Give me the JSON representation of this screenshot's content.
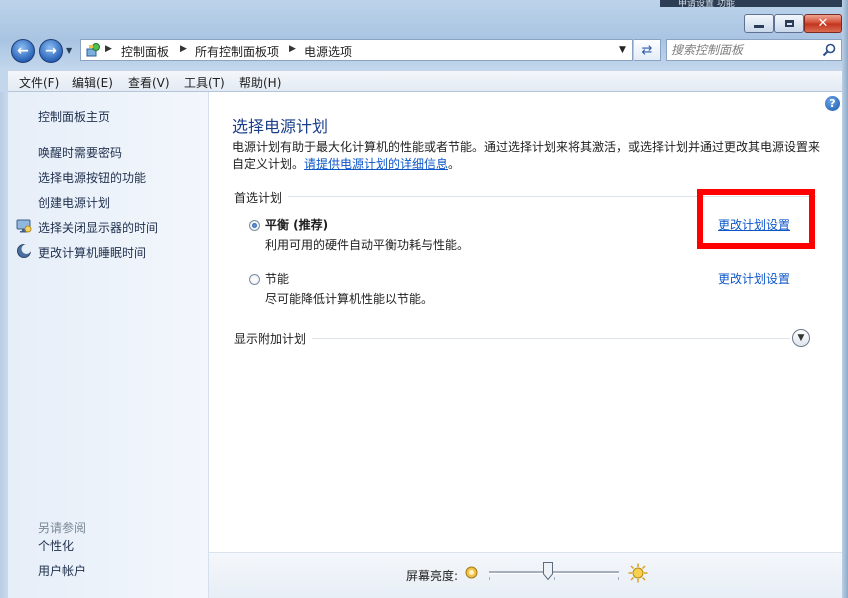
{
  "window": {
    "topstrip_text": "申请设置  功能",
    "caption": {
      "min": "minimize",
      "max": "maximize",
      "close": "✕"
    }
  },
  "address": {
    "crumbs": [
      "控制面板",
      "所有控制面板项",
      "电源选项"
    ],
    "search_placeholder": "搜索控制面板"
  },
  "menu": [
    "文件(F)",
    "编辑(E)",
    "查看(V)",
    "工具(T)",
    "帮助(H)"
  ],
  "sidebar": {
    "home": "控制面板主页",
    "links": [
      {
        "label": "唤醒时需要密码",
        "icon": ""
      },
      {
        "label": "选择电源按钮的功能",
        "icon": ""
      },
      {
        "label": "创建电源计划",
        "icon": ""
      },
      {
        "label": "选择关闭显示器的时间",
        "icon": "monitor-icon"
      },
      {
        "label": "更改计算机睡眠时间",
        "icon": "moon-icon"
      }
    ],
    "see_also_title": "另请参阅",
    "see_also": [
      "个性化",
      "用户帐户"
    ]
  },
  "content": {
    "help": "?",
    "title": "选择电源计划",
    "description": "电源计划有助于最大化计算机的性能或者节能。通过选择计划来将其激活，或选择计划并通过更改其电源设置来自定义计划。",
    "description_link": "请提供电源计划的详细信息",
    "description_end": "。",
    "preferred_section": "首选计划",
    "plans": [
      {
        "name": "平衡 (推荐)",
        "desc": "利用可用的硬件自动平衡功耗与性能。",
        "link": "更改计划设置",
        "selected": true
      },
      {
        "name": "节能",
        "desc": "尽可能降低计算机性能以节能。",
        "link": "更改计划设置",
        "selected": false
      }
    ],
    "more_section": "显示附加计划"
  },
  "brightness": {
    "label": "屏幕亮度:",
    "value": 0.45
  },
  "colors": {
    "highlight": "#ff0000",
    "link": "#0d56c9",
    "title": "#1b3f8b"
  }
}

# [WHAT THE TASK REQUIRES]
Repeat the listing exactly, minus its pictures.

# [RESPONSE BOX]
Give me the JSON representation of this screenshot's content.
{
  "window": {
    "topstrip_text": "申请设置  功能",
    "caption": {
      "min": "minimize",
      "max": "maximize",
      "close": "✕"
    }
  },
  "address": {
    "crumbs": [
      "控制面板",
      "所有控制面板项",
      "电源选项"
    ],
    "search_placeholder": "搜索控制面板"
  },
  "menu": [
    "文件(F)",
    "编辑(E)",
    "查看(V)",
    "工具(T)",
    "帮助(H)"
  ],
  "sidebar": {
    "home": "控制面板主页",
    "links": [
      {
        "label": "唤醒时需要密码",
        "icon": ""
      },
      {
        "label": "选择电源按钮的功能",
        "icon": ""
      },
      {
        "label": "创建电源计划",
        "icon": ""
      },
      {
        "label": "选择关闭显示器的时间",
        "icon": "monitor-icon"
      },
      {
        "label": "更改计算机睡眠时间",
        "icon": "moon-icon"
      }
    ],
    "see_also_title": "另请参阅",
    "see_also": [
      "个性化",
      "用户帐户"
    ]
  },
  "content": {
    "help": "?",
    "title": "选择电源计划",
    "description": "电源计划有助于最大化计算机的性能或者节能。通过选择计划来将其激活，或选择计划并通过更改其电源设置来自定义计划。",
    "description_link": "请提供电源计划的详细信息",
    "description_end": "。",
    "preferred_section": "首选计划",
    "plans": [
      {
        "name": "平衡 (推荐)",
        "desc": "利用可用的硬件自动平衡功耗与性能。",
        "link": "更改计划设置",
        "selected": true
      },
      {
        "name": "节能",
        "desc": "尽可能降低计算机性能以节能。",
        "link": "更改计划设置",
        "selected": false
      }
    ],
    "more_section": "显示附加计划"
  },
  "brightness": {
    "label": "屏幕亮度:",
    "value": 0.45
  },
  "colors": {
    "highlight": "#ff0000",
    "link": "#0d56c9",
    "title": "#1b3f8b"
  }
}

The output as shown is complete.